A nine-year-old currency with a supply growth rate comparable to the world's reserve currencies has been embraced by millions of people throughout the globe in 2018. To put it another way, the amount of Bitcoin already in circulation was around 25 times more than the amount of new coins created that year. For now, this is still less than half of what gold's stock-to-flow ratio is; but, by 2022, the Bitcoin stock/flow ratio is expected to pass gold's, and by 2025, it will be around two times as high as gold's as long as the dynamics of gold mining remain constant. When Bitcoin's stock-to-flow ratio reaches an infinity in 2140, it will be the first time any commodity or item has done this.
Since there is a limited number of bitcoins and the pace at which new bitcoins are being created is also decreasing, this has the effect of increasing the supply of current bitcoins substantially. Bitcoin mining is therefore similar to gold mining, ensuring that as a monetary medium, relatively less time and effort would go toward securing new Bitcoin supplies than other moneys whose supply can be increased easily; and more time and effort would be dedicated to useful economic production, which can then be exchanged for bitcoins. Miners' resources will be compensated mostly for processing transactions and protecting the network rather than for creating new bitcoins as the block subsidy decreases.
A man walking on a graph of bitcoin shows that it's increasing
Physical objects have been used as currency for much of human history. Having a physical representation of value storage made it more difficult to grow the supply of the store of value. To establish absolute scarcity in Bitcoin, which does not have any physical existence and is entirely digital, the currency must be completely digital. It had never been done before in the history of physical materials that could be divided and transported.
Large quantities of money may be sent across the globe in a matter of minutes because to Bitcoin's ability to convey value digitally rather than physically. Because of the Bitcoin tokens' rigorous digital scarcity and lack of physical constraints to moving and carrying them, they are the best of both worlds: Bitcoin may be the best-ever saving technology, if that is really the case.
The first and most essential value proposition of Bitcoin is that everybody in the globe may have access to sovereign base currency. Any Bitcoin owner is granted economic independence that was previously unavailable. It is possible for Bitcoin users to transfer enormous quantities of money throughout the world without approval from anybody. This means that the physical powers of the political and criminal realms cannot entirely delay, destroy, or seize Bitcoin's value since it is not based on any tangible object anywhere.
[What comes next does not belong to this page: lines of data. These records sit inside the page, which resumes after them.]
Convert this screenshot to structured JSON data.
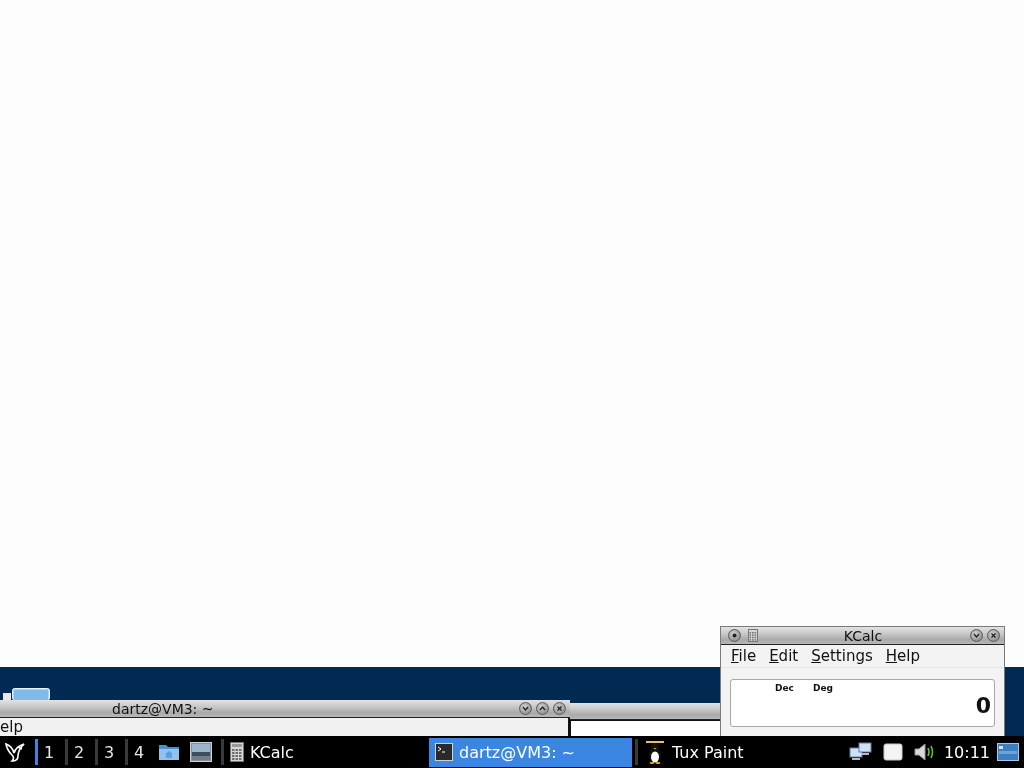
{
  "terminal_window": {
    "title": "dartz@VM3: ~",
    "menu": [
      "elp"
    ]
  },
  "kcalc_window": {
    "title": "KCalc",
    "menu": [
      "File",
      "Edit",
      "Settings",
      "Help"
    ],
    "display": {
      "indicators": [
        "Dec",
        "Deg"
      ],
      "value": "0"
    }
  },
  "taskbar": {
    "workspaces": [
      {
        "label": "1",
        "selected": true
      },
      {
        "label": "2",
        "selected": false
      },
      {
        "label": "3",
        "selected": false
      },
      {
        "label": "4",
        "selected": false
      }
    ],
    "tasks": [
      {
        "kind": "calculator",
        "label": "KCalc",
        "selected": false
      },
      {
        "kind": "terminal",
        "label": "dartz@VM3: ~",
        "selected": true
      },
      {
        "kind": "paint",
        "label": "Tux Paint",
        "selected": false
      }
    ],
    "clock": "10:11"
  }
}
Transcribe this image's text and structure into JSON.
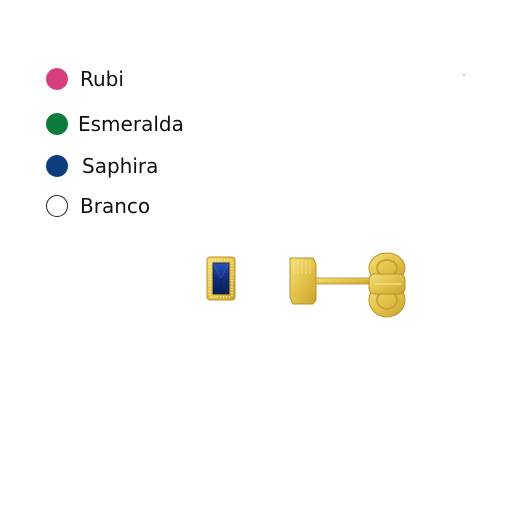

Individuals now have a clear technological method to escape the financial influence of the governments they live under, which has been missing since modern states came into being in the early twentieth century.